# PROBLEM TO WORK ON
The answer should be one number, the count of lines in the data with "size".

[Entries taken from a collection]
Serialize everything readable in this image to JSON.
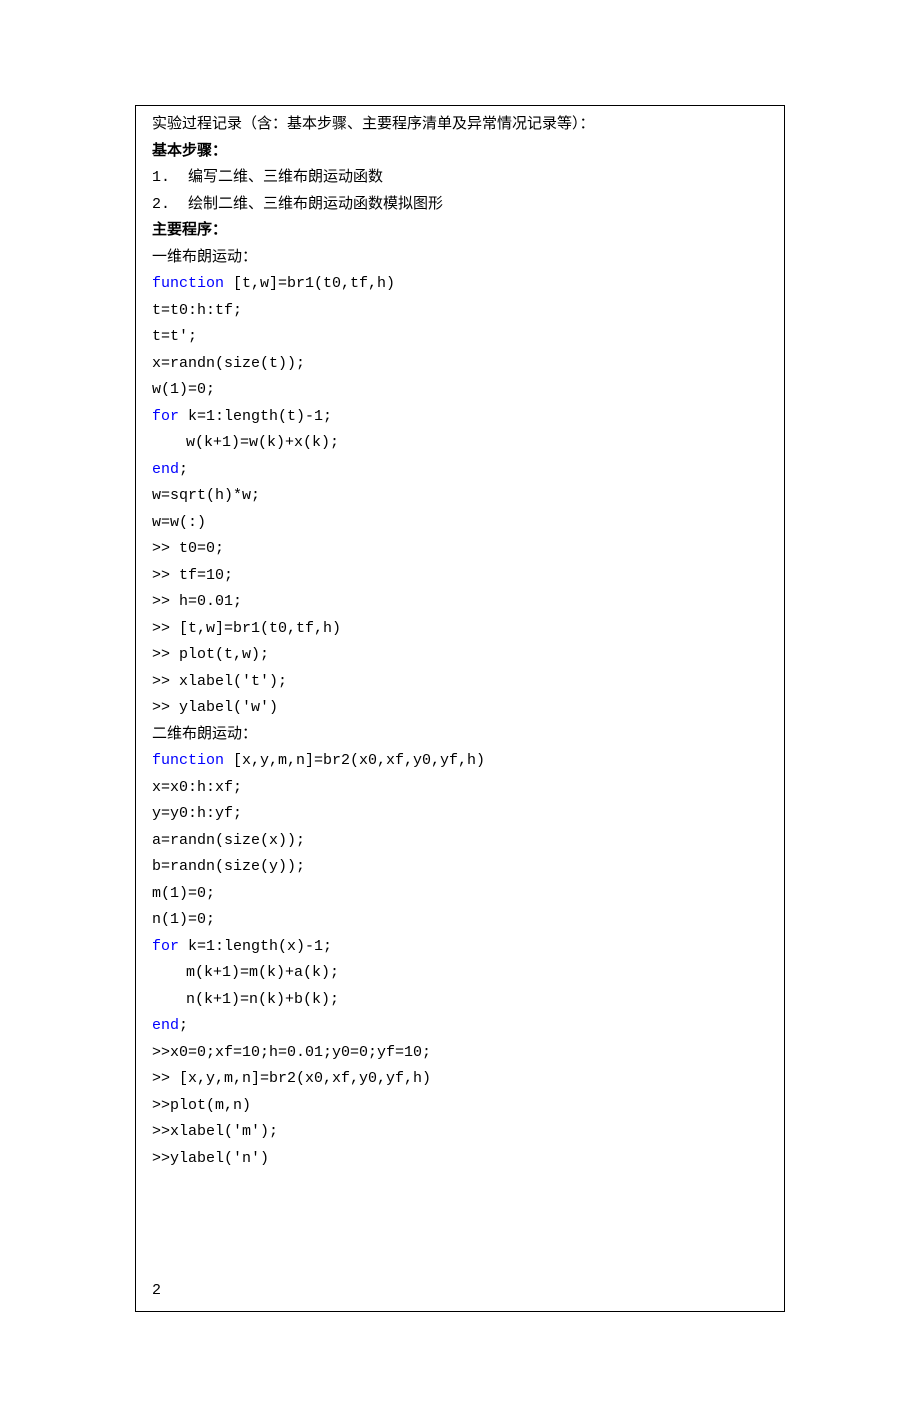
{
  "title": "实验过程记录（含：基本步骤、主要程序清单及异常情况记录等）：",
  "sectionSteps": "基本步骤：",
  "step1": "1.  编写二维、三维布朗运动函数",
  "step2": "2.  绘制二维、三维布朗运动函数模拟图形",
  "sectionPrograms": "主要程序：",
  "prog1_title": "一维布朗运动：",
  "p1_kw1": "function",
  "p1_l1_rest": " [t,w]=br1(t0,tf,h)",
  "p1_l2": "t=t0:h:tf;",
  "p1_l3": "t=t';",
  "p1_l4": "x=randn(size(t));",
  "p1_l5": "w(1)=0;",
  "p1_kw2": "for",
  "p1_l6_rest": " k=1:length(t)-1;",
  "p1_l7": "w(k+1)=w(k)+x(k);",
  "p1_kw3": "end",
  "p1_l8_rest": ";",
  "p1_l9": "w=sqrt(h)*w;",
  "p1_l10": "w=w(:)",
  "p1_l11": ">> t0=0;",
  "p1_l12": ">> tf=10;",
  "p1_l13": ">> h=0.01;",
  "p1_l14": ">> [t,w]=br1(t0,tf,h)",
  "p1_l15": ">> plot(t,w);",
  "p1_l16": ">> xlabel('t');",
  "p1_l17": ">> ylabel('w')",
  "prog2_title": "二维布朗运动：",
  "p2_kw1": "function",
  "p2_l1_rest": " [x,y,m,n]=br2(x0,xf,y0,yf,h)",
  "p2_l2": "x=x0:h:xf;",
  "p2_l3": "y=y0:h:yf;",
  "p2_l4": "a=randn(size(x));",
  "p2_l5": "b=randn(size(y));",
  "p2_l6": "m(1)=0;",
  "p2_l7": "n(1)=0;",
  "p2_kw2": "for",
  "p2_l8_rest": " k=1:length(x)-1;",
  "p2_l9": "m(k+1)=m(k)+a(k);",
  "p2_l10": "n(k+1)=n(k)+b(k);",
  "p2_kw3": "end",
  "p2_l11_rest": ";",
  "p2_l12": ">>x0=0;xf=10;h=0.01;y0=0;yf=10;",
  "p2_l13": ">> [x,y,m,n]=br2(x0,xf,y0,yf,h)",
  "p2_l14": ">>plot(m,n)",
  "p2_l15": ">>xlabel('m');",
  "p2_l16": ">>ylabel('n')",
  "pageNumber": "2"
}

# SOLUTION FOR THIS EXERCISE
3